Two beautiful shots taken by Mary Herne of (L) the sunrise coming up behind Mae Lake, and (R) the shimmering reflection on Mae Lake’s surface at sunrise. No evidence, fortunately, of our inadvertent rule breaking swim. Just beauty.
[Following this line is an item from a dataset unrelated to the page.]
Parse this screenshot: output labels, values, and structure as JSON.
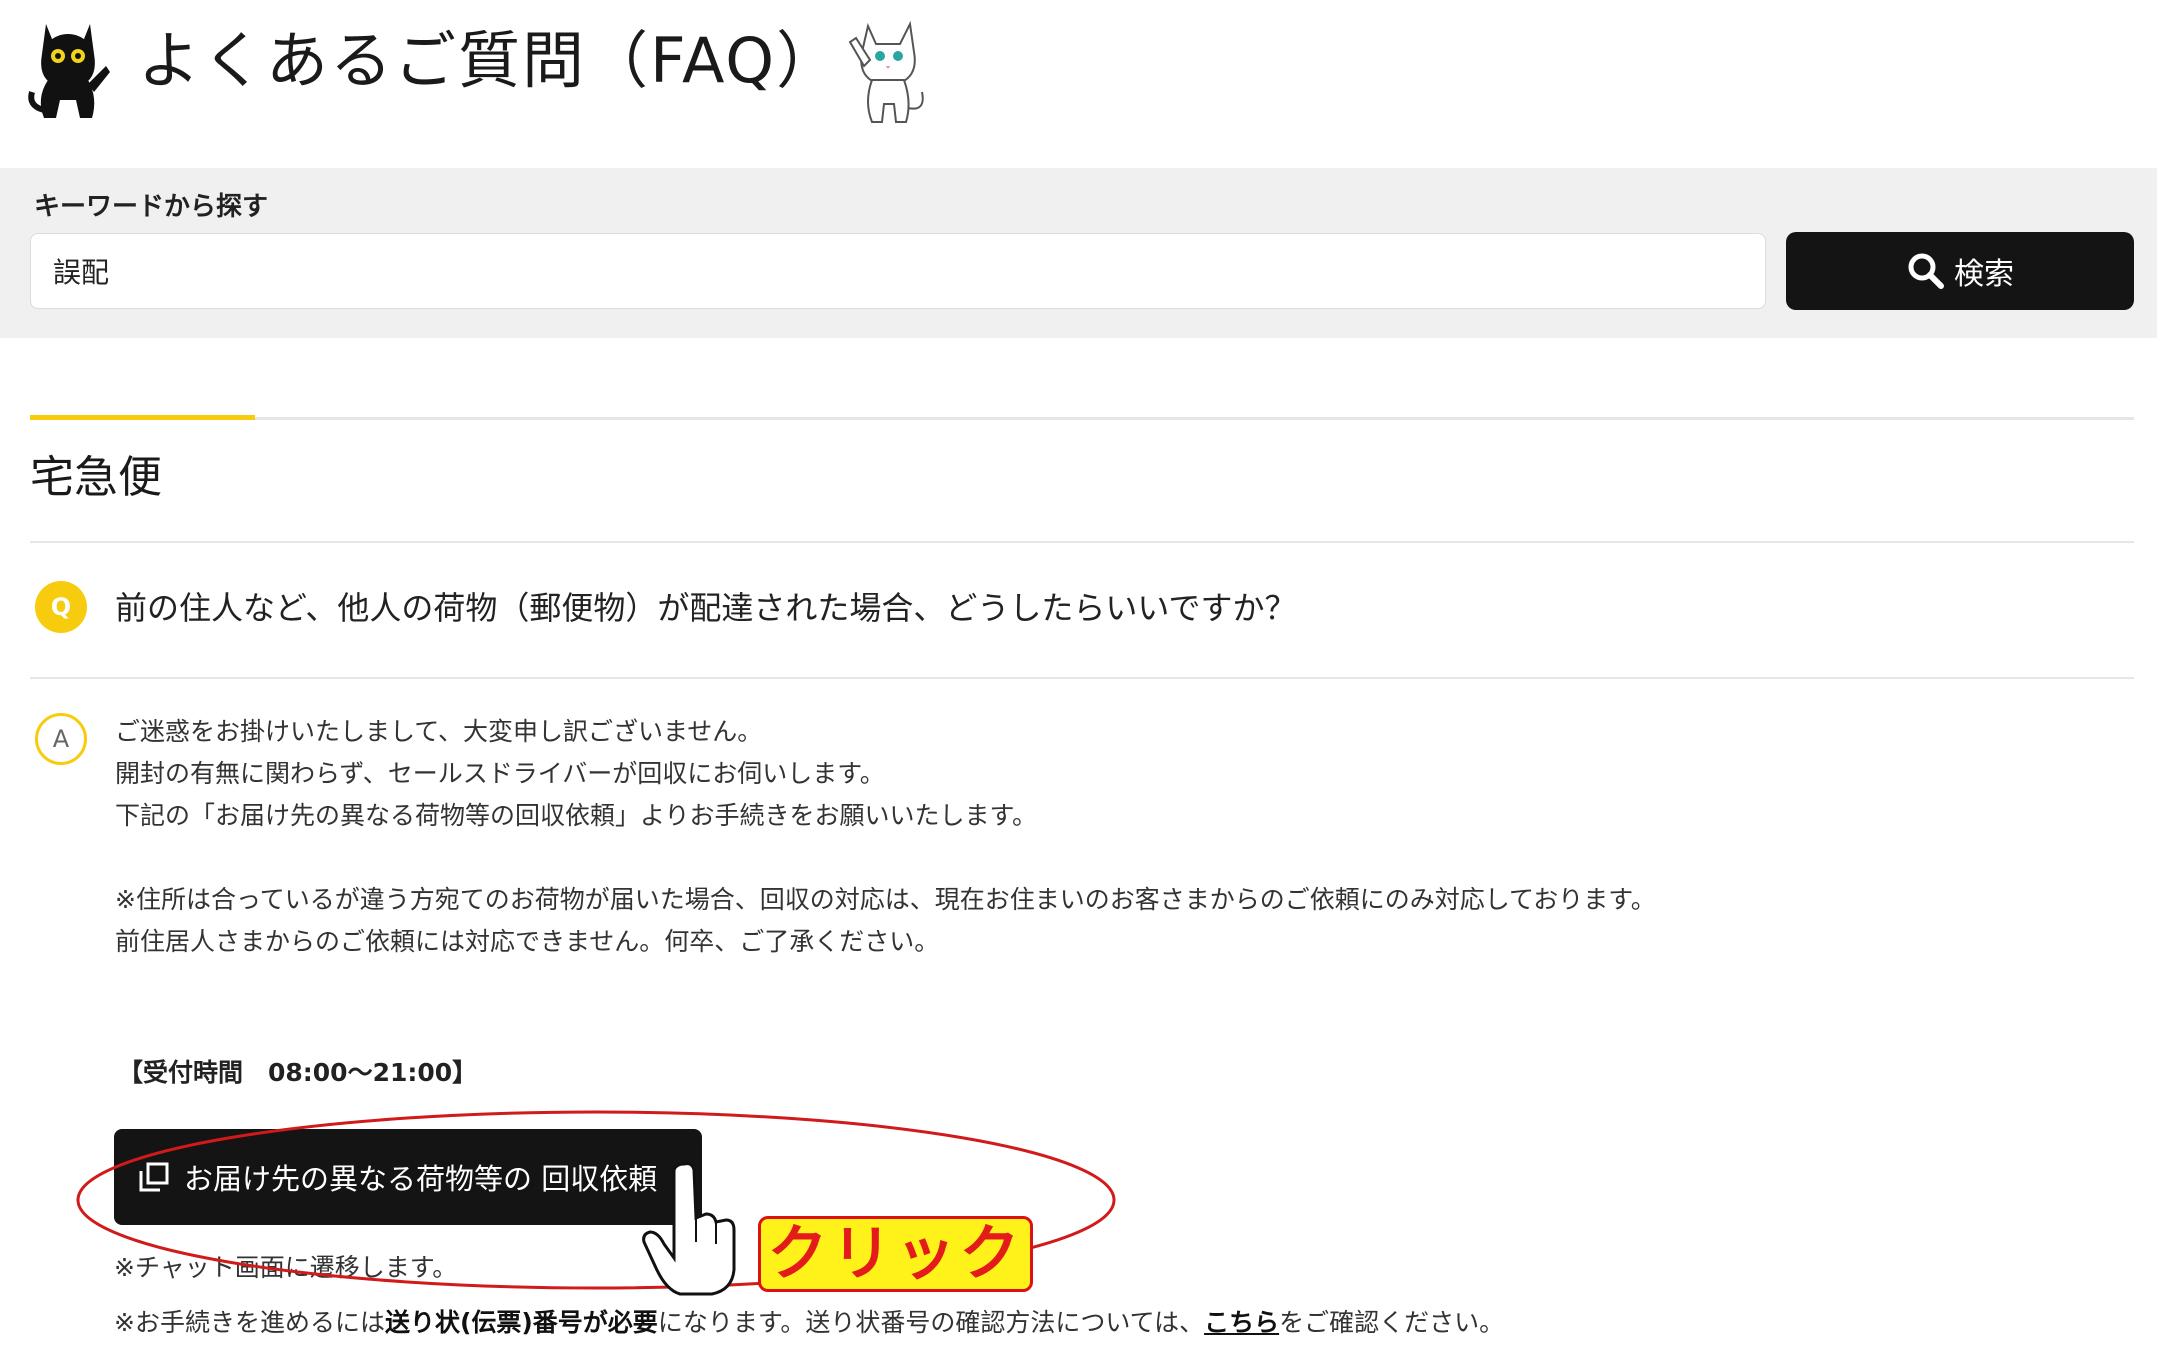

Day Three: Mae Lake Camp to Sunrise High Sierra Camp, following the original Tioga wagon road to Tanaya Lake, we climbed up the trail on a series of steep switchbacks to Clouds Rest Junction. Other hikers coming the other way assured us we were almost at the top and we must NOT miss taking a cut off west from the junction to a perfect overlook site for lunch. Jim, Mary and I did that and even though we were tired from the climb, were SO glad we did. The overlook provided a dramatic vista of the valley carved by the movement of Tenaya Glacier, formed when a portion of the Tuolomne Glacier overflowed its basin into Tenaya Lake and down Tenaya Canyon. Oohing and Aahing, munching on our peanut butter and jelly sandwiches, we could look out over Half Dome and El Capitan from our perch. Returning to the trail inspired, we hiked the rest of another 10 mile day into Sunrise, a camp Jim and I had stayed at years ago, hiking from Vogelsang High Camp in the other direction.
Each tent cabin has a wood stove and bed space for six, but because several less-intrepid hikers than we had cancelled, we spread ourselves out nightly in two tents and kept cosy over the cold nights.
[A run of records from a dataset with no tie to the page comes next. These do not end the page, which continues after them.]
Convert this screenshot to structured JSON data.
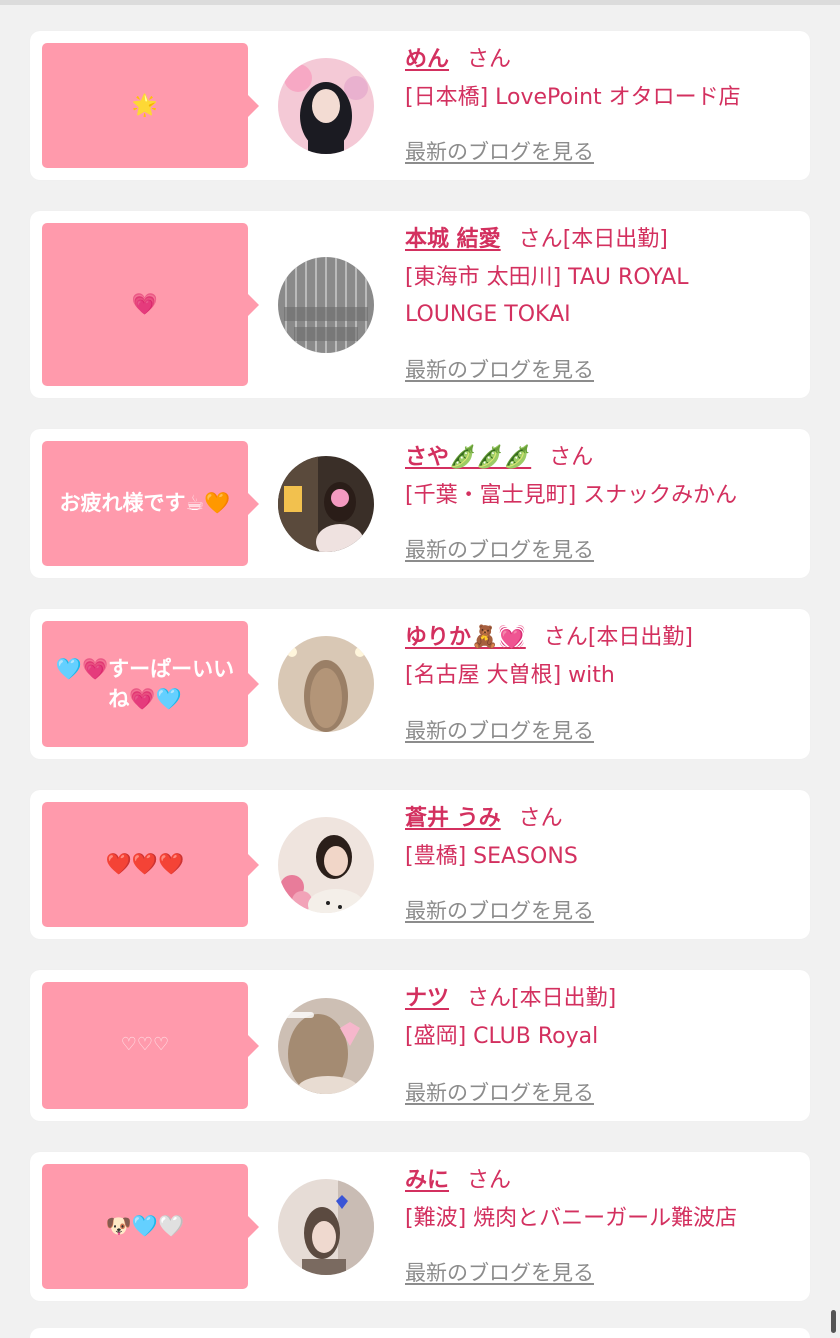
{
  "cards": [
    {
      "message": "🌟",
      "name": "めん",
      "san": "さん",
      "status": "",
      "shop": "[日本橋] LovePoint オタロード店",
      "blog_link": "最新のブログを見る"
    },
    {
      "message": "💗",
      "name": "本城 結愛",
      "san": "さん",
      "status": "[本日出勤]",
      "shop": "[東海市 太田川] TAU ROYAL LOUNGE TOKAI",
      "blog_link": "最新のブログを見る"
    },
    {
      "message": "お疲れ様です☕🧡",
      "name": "さや🫛🫛🫛",
      "san": "さん",
      "status": "",
      "shop": "[千葉・富士見町] スナックみかん",
      "blog_link": "最新のブログを見る"
    },
    {
      "message": "🩵💗すーぱーいいね💗🩵",
      "name": "ゆりか🧸💓",
      "san": "さん",
      "status": "[本日出勤]",
      "shop": "[名古屋 大曽根] with",
      "blog_link": "最新のブログを見る"
    },
    {
      "message": "❤️❤️❤️",
      "name": "蒼井 うみ",
      "san": "さん",
      "status": "",
      "shop": "[豊橋] SEASONS",
      "blog_link": "最新のブログを見る"
    },
    {
      "message": "♡♡♡",
      "name": "ナツ",
      "san": "さん",
      "status": "[本日出勤]",
      "shop": "[盛岡] CLUB Royal",
      "blog_link": "最新のブログを見る"
    },
    {
      "message": "🐶🩵🤍",
      "name": "みに",
      "san": "さん",
      "status": "",
      "shop": "[難波] 焼肉とバニーガール難波店",
      "blog_link": "最新のブログを見る"
    }
  ]
}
Jim, Stoking the Wood Stove at Sunrise
Day Four: Sunrise is aptly named as it is situated on the edge of a huge meadow rimmed by peaks, a perfect place to get up early, which Mary and I did by starlight the next morning, the last morning on the trail, to meditate bundled up in parkas, long johns, blankets and booties, and watch in silent awe as the sun slowly lit up the peaks and crest, bringing in warmth and the day. Sad to anticipate parting with our friends and the high Sierras, we set out on our last day’s hike back out to Tuolomne Meadows. It was a gorgeous hike past Cathedral Peak and an opportunity for another beautiful side trip down to picnic on a huge granite outcropping overlooking Lower Cathedral Lake. Switchbacking down the trail back to Tuolomne Meadows, another 10 miler, and we were thrilled to find the bus stop at the trailhead juncture with Tioga Road for the shuttle bus to save us an additional two more miles back to our starting point.
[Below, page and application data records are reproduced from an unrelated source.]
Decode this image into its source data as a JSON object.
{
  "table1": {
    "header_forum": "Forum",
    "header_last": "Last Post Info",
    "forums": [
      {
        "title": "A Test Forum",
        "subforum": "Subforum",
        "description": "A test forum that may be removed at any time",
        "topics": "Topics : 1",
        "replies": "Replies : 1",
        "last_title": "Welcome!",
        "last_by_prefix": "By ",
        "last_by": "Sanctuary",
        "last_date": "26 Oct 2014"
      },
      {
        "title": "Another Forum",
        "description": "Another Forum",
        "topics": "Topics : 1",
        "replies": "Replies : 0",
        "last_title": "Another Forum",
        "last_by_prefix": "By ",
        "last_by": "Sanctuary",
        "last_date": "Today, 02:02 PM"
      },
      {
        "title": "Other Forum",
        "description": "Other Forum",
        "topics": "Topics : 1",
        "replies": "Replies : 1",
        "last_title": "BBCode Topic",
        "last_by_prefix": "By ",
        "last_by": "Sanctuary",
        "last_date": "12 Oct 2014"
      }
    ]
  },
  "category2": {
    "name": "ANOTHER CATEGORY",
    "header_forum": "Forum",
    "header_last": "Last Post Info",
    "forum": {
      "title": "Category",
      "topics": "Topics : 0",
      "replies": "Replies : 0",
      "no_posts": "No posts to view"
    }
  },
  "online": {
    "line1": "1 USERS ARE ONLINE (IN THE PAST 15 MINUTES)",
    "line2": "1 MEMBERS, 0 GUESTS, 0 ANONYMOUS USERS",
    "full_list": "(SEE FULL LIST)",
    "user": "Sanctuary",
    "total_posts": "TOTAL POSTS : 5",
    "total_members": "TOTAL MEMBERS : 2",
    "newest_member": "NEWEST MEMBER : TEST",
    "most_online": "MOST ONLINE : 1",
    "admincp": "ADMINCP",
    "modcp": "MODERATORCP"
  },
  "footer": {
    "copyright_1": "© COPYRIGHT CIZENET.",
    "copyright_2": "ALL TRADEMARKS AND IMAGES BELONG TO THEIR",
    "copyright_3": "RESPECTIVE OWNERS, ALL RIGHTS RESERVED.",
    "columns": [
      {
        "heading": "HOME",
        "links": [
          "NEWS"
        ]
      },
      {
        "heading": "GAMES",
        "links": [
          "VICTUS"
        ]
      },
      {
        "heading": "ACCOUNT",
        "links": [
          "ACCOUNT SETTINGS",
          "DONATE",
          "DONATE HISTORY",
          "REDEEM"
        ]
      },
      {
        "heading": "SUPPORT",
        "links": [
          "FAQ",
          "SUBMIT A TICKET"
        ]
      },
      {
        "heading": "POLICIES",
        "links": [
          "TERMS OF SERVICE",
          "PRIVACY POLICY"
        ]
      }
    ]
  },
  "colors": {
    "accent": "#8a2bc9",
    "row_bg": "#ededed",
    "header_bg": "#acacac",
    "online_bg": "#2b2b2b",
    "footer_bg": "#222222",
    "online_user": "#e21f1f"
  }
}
The last night over dinner and breakfast the last morning, we celebrated our friendship, our accomplishments, our courage in not cancelling the trip out of fear of a deer mouse, and our hopes to win the lottery another year for a return journey.